[The records Boundary: Start]

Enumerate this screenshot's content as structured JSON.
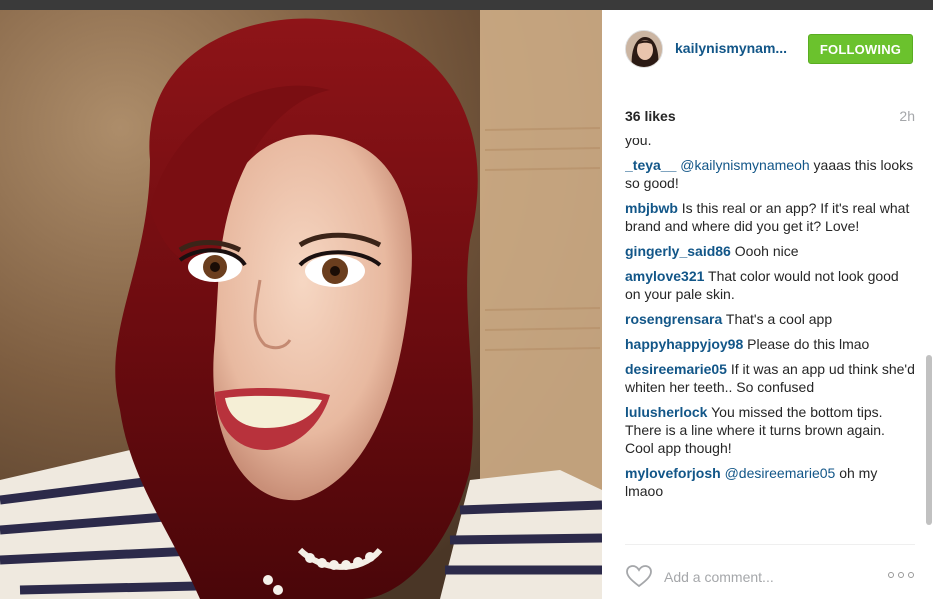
{
  "post": {
    "username": "kailynismynam...",
    "follow_label": "FOLLOWING",
    "likes": "36 likes",
    "time": "2h",
    "comment_placeholder": "Add a comment..."
  },
  "comments": [
    {
      "text": "you."
    },
    {
      "user": "_teya__",
      "mention": "@kailynismynameoh",
      "text": " yaaas this looks so good!"
    },
    {
      "user": "mbjbwb",
      "text": " Is this real or an app? If it's real what brand and where did you get it? Love!"
    },
    {
      "user": "gingerly_said86",
      "text": " Oooh nice"
    },
    {
      "user": "amylove321",
      "text": " That color would not look good on your pale skin."
    },
    {
      "user": "rosengrensara",
      "text": " That's a cool app"
    },
    {
      "user": "happyhappyjoy98",
      "text": " Please do this lmao"
    },
    {
      "user": "desireemarie05",
      "text": " If it was an app ud think she'd whiten her teeth.. So confused"
    },
    {
      "user": "lulusherlock",
      "text": " You missed the bottom tips. There is a line where it turns brown again. Cool app though!"
    },
    {
      "user": "myloveforjosh",
      "mention": "@desireemarie05",
      "text": " oh my lmaoo"
    }
  ],
  "icons": {
    "heart": "heart-outline-icon",
    "more": "more-options-icon"
  },
  "colors": {
    "username": "#125688",
    "follow_button": "#6bc22d",
    "muted": "#a5a7aa"
  }
}
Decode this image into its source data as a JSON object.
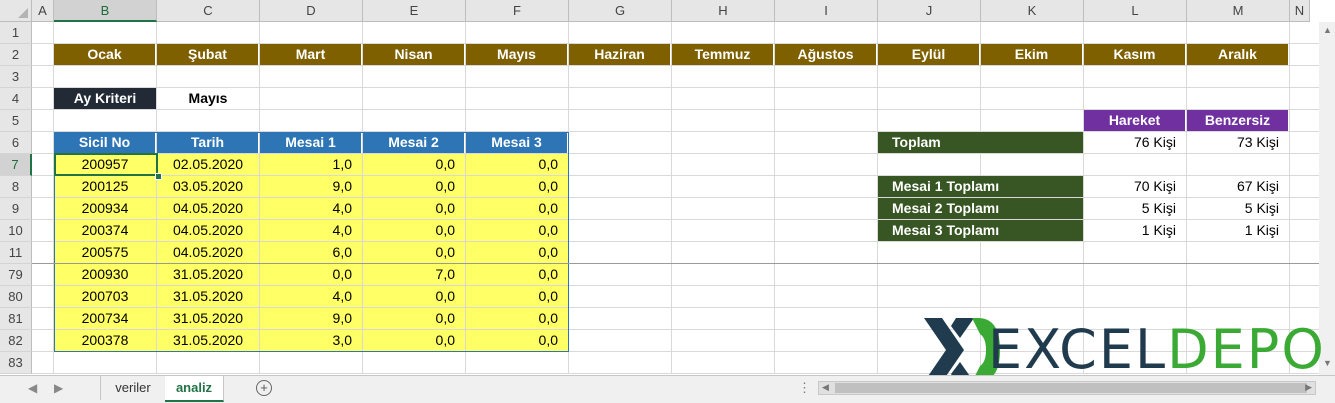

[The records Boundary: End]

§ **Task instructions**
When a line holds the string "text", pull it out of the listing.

§ **Exercise answer**
      "text": "you."
      "text": " yaaas this looks so good!"
      "text": " Is this real or an app? If it's real what brand and where did you get it? Love!"
      "text": " Oooh nice"
      "text": " That color would not look good on your pale skin."
      "text": " That's a cool app"
      "text": " Please do this lmao"
      "text": " If it was an app ud think she'd whiten her teeth.. So confused"
      "text": " You missed the bottom tips. There is a line where it turns brown again. Cool app though!"
      "text": " oh my lmaoo"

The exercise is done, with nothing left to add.